Yesterday Elon Musk on the pages of hissocial network X admitted that the first person received a Neuralink implant and is now recovering after surgery. Let us recall that a small cylindrical implant is installed in a hole in the human skull, and it is connected to the brain with the thinnest electrodes. According to the company's plan, specialized robots should carry out such operations. Elon Musk added that the first results are encouraging, since the implant is already able to record the activity of the patient’s neurons.

The company has already come up with a name for itsimplant, which plans to mass-produce if clinical trials are successful. Referred to as Telepathy, it would allow a person to control a smartphone or computer, or any other device, “literally with the power of thought.” The goal of the startup, according to Musk, is to help people with severe disorders in the interaction of the brain with the nervous system. “Imagine if Stephen Hawking could communicate faster than an experienced typist can type text or pronounce the words of an auctioneer,” the head of the company gave an example.
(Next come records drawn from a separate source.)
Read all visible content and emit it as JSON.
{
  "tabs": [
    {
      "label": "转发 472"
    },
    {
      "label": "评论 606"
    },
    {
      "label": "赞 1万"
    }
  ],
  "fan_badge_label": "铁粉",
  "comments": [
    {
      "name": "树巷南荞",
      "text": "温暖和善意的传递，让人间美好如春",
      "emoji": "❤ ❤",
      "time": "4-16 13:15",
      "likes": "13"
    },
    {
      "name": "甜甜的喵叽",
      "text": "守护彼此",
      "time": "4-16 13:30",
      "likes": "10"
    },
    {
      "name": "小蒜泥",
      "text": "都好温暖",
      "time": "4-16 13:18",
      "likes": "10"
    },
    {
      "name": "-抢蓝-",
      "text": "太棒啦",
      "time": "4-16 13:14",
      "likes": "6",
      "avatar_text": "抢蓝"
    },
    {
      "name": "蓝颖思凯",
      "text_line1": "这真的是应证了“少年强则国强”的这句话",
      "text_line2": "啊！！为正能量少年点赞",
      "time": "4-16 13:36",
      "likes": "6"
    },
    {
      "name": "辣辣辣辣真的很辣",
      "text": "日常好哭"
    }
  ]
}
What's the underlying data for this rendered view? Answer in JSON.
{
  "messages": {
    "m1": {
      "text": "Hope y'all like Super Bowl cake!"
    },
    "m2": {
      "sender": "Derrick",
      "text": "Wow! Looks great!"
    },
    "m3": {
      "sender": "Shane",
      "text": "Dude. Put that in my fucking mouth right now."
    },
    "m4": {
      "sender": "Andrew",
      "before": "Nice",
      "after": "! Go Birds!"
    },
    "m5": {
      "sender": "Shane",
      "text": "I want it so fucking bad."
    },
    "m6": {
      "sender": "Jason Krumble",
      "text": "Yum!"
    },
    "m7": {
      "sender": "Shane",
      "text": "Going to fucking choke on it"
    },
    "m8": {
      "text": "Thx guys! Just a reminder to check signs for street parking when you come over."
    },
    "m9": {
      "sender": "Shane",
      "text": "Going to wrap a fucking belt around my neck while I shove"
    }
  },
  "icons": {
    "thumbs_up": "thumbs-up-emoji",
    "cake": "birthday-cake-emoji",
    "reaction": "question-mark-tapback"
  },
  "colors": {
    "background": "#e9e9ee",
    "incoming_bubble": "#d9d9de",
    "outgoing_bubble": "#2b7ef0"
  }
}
Let us recall that at the previous stages of testingThe Neuralink solution was used by experimental monkeys to control objects in computer games using brain signals. A macaque implanted with a chip, for example, played ping-pong on a computer display. The company initially wanted to move on to testing the implant in humans by the end of 2019, but permission was only obtained in the past. The electrodes that penetrate the patient's cerebral cortex go less than 2 millimeters deep, but that's more than most competing solutions. It usually takes about six months to test the implants on the first group of five or ten patients. If everything goes well at this stage, the company will be able to expand its trials. Neuralink's scientific advisers say it will be years before the company's brain implants are approved for mass use.